As the campaign manager for Presidential candidate William McKinley, Hanna systemized fundraising from big business. He visited the leaders of large corporations and major banks who feared the populist rhetoric or McKinley’s opponent: William Jennings Bryan. Bryan represented the Populist Party which advocated public ownership of the railroads, steamship lines and telephone and telegraph systems.Hanna raised a record $3.5 million for the campaign – roughly $3 billion in today’s dollars. The Republicans spent five times more money than the Democrats in the 1896 campaign.
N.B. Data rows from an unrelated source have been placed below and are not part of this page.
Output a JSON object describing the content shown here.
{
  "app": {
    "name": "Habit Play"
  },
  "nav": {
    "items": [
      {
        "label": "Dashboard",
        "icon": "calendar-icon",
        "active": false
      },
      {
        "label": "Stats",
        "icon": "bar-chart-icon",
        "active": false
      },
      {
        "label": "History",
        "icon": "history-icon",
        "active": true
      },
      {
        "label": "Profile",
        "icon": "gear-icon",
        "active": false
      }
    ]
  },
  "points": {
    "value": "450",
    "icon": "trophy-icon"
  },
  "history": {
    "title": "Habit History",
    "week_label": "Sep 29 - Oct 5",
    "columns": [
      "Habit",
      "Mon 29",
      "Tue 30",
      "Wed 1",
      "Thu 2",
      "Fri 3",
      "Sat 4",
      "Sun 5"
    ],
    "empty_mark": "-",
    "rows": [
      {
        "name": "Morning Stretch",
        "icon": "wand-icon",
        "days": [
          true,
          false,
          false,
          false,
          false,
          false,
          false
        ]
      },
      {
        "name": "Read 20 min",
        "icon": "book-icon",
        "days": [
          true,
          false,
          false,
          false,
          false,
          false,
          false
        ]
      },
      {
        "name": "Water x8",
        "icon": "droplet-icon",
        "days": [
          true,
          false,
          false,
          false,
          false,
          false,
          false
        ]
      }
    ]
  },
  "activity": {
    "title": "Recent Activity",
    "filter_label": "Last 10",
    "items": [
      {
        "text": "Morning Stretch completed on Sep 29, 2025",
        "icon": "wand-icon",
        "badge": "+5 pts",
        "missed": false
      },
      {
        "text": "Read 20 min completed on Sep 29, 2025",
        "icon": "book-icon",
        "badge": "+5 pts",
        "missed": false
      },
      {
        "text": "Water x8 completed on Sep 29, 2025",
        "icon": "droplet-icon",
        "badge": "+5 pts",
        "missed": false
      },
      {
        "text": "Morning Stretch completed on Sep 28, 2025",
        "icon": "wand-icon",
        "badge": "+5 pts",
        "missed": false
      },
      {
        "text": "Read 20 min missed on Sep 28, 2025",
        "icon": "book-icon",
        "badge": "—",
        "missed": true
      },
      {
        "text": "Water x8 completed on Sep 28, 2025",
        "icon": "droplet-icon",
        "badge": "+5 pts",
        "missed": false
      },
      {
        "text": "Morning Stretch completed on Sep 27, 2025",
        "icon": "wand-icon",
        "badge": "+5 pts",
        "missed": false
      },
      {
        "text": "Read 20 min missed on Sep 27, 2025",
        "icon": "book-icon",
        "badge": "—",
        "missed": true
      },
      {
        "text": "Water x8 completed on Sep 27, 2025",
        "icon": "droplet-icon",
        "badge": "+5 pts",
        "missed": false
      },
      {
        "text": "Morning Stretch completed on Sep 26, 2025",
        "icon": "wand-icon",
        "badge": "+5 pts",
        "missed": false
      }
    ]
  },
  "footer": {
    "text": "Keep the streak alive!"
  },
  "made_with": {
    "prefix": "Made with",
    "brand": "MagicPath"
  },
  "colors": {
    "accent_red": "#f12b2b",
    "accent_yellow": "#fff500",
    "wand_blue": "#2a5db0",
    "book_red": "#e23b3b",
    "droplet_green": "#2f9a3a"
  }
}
McKinley won the election and a second term in 1900. He protected the interests of big business and did little to alleviate the social problems caused by industrialization. By 1901, McKinley no longer supported the growth of big business. He recognized that trusts and monopolies hurt competition and kept prices high for the consumer. In September of 1901 McKinley was assassinated by a man who reportedly confessed: "I killed the President because he was the enemy of the good people – the good working people. I am not sorry for my crime."

Click here to read the next post in this series

David Donihue, GreatCaricatures.com | Tea Party | Trusts


David Donihue, GreatCaricatures.com

View the entire blog

4 Responses to “The Dollar or the Man # 1: Gentlemen, Let Me Introduce My Friend”

  1. Joshua Gamen Says:

    Love the comics, this is the stuff i’m all about!

    http://www.youtube.com/watch?v=AWTAJRdtd_Y

  2. Super I.T.C.H » Blog Archive » The Dollar or the Man # 2: The Threat Before the Fight. The Forces of the Opposition Says:

    [...] Click here for the first post in this series [...]

  3. Gus Frederick Says:

    Excellent and timely series! Homer’s message rings as true today as it did 100 years ago. Thanks for keeping the memory of this outstanding artist alive!

    Gus Frederick
    Silverton, OR

  4. Super I.T.C.H » Blog Archive » Honor Among Thieves: The Dollar or the Man # 8 / Wall Street Frauds Make Wonderful Cartoons # 83 Says:

    [...] muggers, surrendering to what they recognize as bigger thieves — Wall Street financiers, plus Mark Hanna (far right, wearing pants checkered with $ signs). Ohio Senator, and Republican National Chairman, [...]

I.T.C.H is looking forward to your thoughts. Please, no flame. Thanks!

SUBSCRIBE